(Recorded data)

=====

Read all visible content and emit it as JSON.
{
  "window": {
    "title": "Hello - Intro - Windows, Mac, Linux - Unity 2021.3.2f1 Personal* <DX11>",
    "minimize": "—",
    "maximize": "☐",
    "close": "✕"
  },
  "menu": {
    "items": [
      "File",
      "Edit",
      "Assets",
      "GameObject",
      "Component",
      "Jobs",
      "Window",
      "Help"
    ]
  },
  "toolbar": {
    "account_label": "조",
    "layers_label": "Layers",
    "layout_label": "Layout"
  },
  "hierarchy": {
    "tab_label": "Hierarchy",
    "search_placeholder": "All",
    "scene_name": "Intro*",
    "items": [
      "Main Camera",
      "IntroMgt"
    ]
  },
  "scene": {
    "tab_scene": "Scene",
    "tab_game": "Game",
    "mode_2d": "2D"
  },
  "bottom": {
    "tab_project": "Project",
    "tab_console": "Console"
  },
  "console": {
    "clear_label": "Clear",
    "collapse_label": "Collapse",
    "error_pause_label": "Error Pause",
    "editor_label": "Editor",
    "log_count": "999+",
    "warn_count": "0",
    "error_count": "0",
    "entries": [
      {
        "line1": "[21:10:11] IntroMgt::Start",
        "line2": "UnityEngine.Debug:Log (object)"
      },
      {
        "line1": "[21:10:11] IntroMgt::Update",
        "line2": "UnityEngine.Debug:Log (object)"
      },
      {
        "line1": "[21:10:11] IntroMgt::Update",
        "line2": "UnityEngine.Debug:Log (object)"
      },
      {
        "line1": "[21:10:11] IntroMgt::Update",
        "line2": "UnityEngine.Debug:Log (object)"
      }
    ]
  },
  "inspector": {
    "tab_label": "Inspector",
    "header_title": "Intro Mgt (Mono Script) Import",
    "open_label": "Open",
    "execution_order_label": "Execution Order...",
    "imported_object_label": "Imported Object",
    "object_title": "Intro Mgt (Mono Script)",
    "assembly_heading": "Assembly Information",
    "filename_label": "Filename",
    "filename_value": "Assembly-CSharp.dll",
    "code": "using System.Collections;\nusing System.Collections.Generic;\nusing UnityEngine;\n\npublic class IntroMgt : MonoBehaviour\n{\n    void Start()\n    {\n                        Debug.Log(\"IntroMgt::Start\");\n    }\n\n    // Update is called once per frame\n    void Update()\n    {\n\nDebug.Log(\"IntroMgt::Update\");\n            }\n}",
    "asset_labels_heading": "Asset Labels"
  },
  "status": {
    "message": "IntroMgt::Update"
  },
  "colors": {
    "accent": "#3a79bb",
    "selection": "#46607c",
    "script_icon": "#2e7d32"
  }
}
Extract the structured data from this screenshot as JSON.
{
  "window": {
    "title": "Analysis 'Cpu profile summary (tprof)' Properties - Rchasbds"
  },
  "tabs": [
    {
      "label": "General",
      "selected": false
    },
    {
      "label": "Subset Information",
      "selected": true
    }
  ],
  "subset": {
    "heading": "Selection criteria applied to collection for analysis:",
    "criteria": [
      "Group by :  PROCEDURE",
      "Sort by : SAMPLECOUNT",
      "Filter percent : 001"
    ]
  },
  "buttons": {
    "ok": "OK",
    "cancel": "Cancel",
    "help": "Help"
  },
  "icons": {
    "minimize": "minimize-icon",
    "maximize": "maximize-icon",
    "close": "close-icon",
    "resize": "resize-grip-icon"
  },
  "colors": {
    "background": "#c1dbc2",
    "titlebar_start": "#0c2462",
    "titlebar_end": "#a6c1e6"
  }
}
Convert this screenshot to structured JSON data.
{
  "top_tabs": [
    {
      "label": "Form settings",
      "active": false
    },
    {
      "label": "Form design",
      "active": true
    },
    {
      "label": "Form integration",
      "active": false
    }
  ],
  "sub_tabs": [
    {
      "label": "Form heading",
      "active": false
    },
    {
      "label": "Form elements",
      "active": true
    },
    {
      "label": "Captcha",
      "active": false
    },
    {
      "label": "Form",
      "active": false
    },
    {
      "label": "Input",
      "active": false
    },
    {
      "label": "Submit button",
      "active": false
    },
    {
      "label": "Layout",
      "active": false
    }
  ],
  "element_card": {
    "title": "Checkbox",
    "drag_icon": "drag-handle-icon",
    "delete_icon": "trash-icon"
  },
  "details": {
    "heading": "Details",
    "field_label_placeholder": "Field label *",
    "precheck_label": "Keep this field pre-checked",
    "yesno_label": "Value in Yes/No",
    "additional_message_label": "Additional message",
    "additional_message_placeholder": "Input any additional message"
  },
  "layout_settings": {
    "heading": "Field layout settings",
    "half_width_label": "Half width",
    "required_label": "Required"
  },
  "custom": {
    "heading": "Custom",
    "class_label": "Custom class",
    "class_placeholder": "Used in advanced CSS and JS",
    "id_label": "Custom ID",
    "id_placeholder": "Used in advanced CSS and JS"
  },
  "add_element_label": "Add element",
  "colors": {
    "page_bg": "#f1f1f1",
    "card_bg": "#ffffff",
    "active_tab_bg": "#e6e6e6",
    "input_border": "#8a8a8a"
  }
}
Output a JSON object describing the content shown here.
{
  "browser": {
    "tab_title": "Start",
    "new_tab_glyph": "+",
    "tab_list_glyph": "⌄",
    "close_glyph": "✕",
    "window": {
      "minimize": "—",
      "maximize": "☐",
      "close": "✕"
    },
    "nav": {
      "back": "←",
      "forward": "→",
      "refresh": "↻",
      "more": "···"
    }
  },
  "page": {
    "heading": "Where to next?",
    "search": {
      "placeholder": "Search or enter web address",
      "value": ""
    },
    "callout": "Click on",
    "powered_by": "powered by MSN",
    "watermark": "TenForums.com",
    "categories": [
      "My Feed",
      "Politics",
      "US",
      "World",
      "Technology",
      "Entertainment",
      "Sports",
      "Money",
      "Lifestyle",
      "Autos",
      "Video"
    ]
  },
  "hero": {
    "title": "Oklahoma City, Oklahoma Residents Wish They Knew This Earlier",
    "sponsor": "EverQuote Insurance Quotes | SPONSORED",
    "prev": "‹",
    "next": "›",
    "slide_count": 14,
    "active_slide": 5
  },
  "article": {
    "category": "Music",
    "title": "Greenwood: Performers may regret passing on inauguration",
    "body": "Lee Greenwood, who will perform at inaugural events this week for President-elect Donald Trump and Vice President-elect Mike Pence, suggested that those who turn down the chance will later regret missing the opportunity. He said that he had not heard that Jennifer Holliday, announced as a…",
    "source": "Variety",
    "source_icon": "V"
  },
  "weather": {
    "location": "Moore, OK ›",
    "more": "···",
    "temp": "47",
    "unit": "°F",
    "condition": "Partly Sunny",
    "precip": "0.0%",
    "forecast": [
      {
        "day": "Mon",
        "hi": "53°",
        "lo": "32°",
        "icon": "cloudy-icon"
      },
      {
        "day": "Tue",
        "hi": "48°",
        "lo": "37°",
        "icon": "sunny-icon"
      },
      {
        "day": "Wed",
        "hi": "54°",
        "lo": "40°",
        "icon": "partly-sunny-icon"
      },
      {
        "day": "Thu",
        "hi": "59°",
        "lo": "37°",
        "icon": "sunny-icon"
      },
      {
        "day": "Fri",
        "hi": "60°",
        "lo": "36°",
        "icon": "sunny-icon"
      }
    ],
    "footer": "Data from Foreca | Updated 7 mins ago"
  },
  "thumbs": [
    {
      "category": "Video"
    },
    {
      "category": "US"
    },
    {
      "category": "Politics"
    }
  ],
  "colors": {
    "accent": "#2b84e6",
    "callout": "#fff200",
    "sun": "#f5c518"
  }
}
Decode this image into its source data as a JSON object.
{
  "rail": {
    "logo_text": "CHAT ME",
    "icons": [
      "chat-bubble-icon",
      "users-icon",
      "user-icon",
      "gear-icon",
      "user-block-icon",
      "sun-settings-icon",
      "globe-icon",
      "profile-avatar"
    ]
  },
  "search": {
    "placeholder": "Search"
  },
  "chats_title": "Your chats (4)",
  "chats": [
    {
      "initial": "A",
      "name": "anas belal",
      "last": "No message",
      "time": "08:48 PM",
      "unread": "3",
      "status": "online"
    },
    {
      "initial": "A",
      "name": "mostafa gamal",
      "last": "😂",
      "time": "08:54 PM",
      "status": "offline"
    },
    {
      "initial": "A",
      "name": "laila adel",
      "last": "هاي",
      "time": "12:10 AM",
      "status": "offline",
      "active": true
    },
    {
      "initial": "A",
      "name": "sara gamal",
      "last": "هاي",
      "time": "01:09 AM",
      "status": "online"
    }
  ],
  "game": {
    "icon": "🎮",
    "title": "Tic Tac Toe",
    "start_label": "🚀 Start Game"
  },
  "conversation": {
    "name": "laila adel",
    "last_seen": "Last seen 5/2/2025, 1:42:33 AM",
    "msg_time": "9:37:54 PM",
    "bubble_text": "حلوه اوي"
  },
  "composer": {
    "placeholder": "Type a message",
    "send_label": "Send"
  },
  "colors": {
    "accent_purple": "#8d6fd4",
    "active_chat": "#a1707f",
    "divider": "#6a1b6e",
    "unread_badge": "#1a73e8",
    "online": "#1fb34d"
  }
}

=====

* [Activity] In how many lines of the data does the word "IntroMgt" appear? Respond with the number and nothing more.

* [Response] 7